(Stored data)
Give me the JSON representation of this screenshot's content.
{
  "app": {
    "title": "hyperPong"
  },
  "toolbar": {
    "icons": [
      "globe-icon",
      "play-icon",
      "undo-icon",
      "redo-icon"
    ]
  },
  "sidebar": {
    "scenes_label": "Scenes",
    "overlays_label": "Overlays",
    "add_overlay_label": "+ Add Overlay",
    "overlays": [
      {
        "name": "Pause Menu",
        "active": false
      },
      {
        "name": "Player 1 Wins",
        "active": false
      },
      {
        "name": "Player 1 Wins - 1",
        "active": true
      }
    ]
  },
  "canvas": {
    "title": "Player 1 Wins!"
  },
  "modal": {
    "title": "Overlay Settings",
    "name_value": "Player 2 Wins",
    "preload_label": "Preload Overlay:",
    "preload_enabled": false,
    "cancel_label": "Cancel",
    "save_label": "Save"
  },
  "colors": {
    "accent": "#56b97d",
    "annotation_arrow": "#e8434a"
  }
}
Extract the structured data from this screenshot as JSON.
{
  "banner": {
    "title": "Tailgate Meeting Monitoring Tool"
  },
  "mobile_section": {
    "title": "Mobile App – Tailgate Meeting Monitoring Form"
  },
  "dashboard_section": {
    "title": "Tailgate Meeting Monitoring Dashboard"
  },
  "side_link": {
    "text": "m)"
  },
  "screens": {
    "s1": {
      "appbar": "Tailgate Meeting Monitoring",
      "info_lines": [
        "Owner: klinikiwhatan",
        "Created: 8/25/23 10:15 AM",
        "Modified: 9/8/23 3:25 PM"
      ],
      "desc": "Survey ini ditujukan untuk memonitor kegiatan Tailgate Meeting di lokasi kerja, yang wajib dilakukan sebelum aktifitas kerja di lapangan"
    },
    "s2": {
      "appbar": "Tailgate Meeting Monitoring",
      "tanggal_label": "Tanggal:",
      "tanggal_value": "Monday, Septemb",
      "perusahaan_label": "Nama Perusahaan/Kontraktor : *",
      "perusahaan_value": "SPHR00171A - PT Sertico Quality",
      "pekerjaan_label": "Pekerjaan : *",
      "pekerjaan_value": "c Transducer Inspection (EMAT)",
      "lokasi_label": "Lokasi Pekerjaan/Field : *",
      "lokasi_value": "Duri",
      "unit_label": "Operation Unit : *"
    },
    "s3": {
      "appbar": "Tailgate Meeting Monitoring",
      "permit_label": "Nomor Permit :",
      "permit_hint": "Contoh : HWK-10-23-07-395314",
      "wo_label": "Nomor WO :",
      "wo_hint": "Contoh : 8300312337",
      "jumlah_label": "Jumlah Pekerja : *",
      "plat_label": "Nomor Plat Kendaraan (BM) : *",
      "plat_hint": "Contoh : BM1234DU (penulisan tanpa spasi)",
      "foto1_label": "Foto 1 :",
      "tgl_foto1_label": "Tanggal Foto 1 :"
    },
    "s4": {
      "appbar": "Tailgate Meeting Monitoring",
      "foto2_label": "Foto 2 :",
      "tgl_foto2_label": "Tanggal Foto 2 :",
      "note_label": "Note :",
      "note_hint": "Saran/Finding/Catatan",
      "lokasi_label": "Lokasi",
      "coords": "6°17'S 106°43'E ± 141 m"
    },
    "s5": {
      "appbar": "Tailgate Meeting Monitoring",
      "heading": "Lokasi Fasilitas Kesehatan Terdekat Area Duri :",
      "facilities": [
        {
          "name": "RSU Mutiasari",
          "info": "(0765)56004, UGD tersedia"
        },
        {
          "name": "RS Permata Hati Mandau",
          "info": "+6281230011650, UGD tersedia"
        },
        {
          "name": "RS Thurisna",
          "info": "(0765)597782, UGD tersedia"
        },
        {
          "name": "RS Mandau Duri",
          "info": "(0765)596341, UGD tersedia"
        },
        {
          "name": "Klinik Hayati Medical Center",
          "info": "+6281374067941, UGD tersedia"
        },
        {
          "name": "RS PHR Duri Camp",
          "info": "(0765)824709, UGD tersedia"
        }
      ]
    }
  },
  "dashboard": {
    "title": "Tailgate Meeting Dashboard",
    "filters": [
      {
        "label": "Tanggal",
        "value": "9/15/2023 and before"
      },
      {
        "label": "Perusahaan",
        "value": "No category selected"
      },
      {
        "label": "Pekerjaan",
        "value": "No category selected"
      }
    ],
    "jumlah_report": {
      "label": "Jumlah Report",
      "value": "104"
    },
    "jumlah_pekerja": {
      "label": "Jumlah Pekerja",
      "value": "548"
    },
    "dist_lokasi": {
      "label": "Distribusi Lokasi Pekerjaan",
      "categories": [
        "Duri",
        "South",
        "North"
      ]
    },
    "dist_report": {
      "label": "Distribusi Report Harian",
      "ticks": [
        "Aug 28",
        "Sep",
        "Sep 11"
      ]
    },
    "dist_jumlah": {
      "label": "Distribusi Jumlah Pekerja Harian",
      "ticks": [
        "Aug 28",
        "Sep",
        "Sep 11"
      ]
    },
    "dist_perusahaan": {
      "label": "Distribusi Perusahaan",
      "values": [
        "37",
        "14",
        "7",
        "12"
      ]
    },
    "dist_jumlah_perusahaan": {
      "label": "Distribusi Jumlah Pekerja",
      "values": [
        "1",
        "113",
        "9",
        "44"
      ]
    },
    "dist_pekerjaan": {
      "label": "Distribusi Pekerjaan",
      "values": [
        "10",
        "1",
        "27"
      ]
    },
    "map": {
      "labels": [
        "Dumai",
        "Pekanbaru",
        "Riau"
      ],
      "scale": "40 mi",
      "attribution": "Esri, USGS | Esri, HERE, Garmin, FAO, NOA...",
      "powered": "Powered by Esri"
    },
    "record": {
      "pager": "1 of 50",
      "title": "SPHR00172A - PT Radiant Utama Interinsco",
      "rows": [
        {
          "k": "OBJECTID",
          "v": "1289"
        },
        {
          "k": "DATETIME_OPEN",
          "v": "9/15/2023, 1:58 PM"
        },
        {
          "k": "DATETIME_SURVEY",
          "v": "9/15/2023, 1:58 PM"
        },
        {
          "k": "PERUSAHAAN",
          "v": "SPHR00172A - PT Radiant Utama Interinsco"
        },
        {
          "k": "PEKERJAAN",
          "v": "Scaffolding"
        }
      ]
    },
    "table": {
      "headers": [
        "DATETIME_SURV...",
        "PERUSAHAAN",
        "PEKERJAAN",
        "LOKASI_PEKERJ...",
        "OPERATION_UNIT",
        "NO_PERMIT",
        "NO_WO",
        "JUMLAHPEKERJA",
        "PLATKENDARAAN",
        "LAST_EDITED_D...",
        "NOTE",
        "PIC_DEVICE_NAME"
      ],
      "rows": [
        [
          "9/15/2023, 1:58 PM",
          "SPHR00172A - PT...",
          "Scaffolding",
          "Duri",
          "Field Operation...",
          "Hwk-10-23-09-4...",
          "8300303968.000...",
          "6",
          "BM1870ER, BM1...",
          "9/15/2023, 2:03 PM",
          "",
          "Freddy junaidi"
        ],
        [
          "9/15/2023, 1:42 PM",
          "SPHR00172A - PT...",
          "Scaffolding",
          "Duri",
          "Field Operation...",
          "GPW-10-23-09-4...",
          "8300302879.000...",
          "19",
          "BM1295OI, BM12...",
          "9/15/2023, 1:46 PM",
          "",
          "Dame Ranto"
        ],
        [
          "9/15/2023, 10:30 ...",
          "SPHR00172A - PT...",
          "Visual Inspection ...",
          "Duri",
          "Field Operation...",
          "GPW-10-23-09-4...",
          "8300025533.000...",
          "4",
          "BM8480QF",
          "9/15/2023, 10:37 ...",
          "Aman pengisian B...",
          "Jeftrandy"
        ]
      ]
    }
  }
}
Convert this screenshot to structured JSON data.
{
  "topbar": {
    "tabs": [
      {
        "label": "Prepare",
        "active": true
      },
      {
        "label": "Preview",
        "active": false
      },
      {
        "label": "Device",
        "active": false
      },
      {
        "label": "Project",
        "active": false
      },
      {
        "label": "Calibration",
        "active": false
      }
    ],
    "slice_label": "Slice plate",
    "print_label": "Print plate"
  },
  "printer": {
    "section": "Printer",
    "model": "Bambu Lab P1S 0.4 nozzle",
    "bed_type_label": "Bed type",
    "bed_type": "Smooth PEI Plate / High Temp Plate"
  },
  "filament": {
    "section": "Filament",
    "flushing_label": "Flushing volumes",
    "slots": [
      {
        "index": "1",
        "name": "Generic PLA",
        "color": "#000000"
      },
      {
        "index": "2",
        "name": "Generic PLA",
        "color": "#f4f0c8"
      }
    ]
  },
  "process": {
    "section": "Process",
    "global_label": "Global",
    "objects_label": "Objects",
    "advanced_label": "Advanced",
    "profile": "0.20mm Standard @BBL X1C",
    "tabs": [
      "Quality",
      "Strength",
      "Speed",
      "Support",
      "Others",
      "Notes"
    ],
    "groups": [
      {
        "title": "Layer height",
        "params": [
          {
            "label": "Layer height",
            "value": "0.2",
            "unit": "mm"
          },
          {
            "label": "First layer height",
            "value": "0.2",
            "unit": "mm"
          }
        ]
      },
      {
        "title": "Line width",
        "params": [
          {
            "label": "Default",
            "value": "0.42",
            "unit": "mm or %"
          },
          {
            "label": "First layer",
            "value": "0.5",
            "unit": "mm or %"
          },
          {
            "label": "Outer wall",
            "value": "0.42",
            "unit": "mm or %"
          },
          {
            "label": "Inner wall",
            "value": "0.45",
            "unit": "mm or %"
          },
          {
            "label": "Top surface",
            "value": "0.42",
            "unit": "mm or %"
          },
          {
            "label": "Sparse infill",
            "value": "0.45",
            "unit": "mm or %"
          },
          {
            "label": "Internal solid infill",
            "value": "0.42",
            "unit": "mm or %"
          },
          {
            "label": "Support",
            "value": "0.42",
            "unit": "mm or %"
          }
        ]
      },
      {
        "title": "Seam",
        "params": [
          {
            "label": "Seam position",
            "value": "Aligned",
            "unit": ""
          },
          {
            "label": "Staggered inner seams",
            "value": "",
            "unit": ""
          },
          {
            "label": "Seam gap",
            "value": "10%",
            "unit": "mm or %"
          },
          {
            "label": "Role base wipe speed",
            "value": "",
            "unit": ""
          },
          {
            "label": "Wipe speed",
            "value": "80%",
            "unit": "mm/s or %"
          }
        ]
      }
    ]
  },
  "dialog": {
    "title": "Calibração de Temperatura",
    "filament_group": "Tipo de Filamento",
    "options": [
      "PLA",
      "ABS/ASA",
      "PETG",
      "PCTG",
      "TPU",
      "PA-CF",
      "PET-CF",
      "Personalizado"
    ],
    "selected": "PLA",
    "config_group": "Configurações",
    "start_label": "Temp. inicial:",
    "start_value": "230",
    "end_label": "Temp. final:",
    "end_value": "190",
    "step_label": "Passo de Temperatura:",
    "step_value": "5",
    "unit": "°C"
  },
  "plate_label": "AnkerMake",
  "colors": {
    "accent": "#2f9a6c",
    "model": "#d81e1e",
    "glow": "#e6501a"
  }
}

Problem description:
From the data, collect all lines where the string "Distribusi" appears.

Written response:
      "label": "Distribusi Lokasi Pekerjaan",
      "label": "Distribusi Report Harian",
      "label": "Distribusi Jumlah Pekerja Harian",
      "label": "Distribusi Perusahaan",
      "label": "Distribusi Jumlah Pekerja",
      "label": "Distribusi Pekerjaan",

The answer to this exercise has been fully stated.